The Biotechnology of Malting and Brewing - J.S. Hough
Handbook of Brewing - William A. Hardwick
PS Do you have any idea how much these vessels cost? I can't find any quotes anywhere!
Last edited by Cougar; 04-22-2007 at 02:54 PM.
What size of vessel are you talking about. I could probably give you a reasonable estimate. You mentioned the figure of 100 000 kg of wort per day. this figure is vor how many brews? 4, 6 , 8 , or more?
That's ok it's only a very rough estimate at this stage & I'm handing this in pretty soon so I'm going to calculate it by its cost/kg of stainless steel. Anyway it's a 6m3 vessel made from stainless steel with a wall thickness is 5mm. By number of brews do you mean number of fermentations?

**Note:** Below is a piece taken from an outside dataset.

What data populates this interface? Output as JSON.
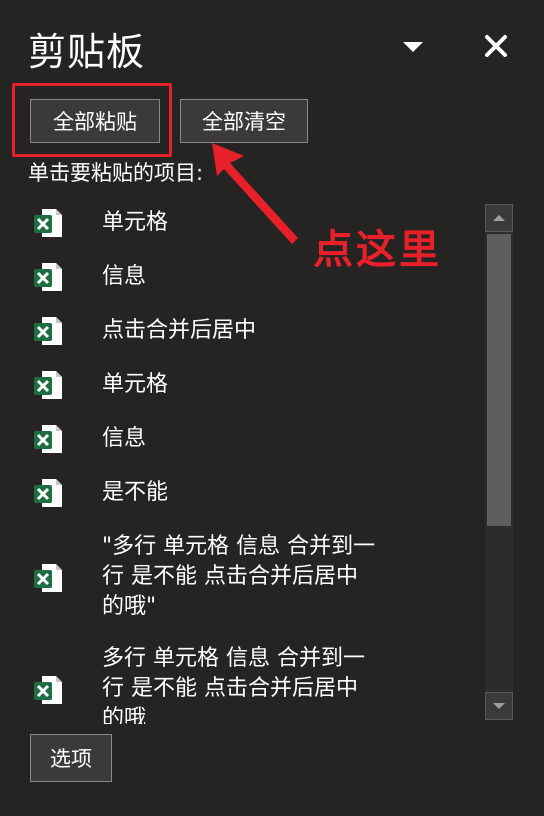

A 60 hl total capacity vessel - lets assume that you are putting in 50 hl wort (5m3) then this means 20 brews / day to achieve 1000 hl / day. I think you have a mismatch in your figures - are you sure you mean 100,000 kg / day ? At 10,000 kg / day, this is sensible for a smallish setup, you would fill and empty with 2 brews / day. If this is a start-up, I suspect even this is ambitious. You are talking about producing approx 10,000 litres of beer a day - again, are you sure you have the scaling correct ?
My gut feel is that 5mm thick stainless steel is overkill - but the construction guys such as JVNW (I think I've got their name right) would be better able to specify materials
Hiya thanks for your concern you are right that there was a slight problem with my sizing. The size of a whirlpool needed for a 1000hl batch would just be too big. It could handle that demand in a day but it would be holding up the fermentation stage. If I understand correctly this is not good for the quality of the wort.
Originally Posted by dick murton
I'm doing this as part of a big design project I've been assigned at university. Since I was only in the preliminary stages of design I had time to turn my attention towards designing a hydrocyclone. They can handle a big brew (1000hl/hr) and they take up a much smaller space.
I just got a bit confused with the brewhouse scheduling!
Now it is reasonably late on Sunday night after a couple of beers, but I am even more confused. What batch size are you trying to deal with ? How many hectolitres ber brew, how many brews per day ? Residence time in a whirlpool - try a max of 20 minutes transfer into WP, absolute max of 30 minute stand, and then 45 minute transfer to FV time. + trub emptying / flushing time - say 2 hour turn round time.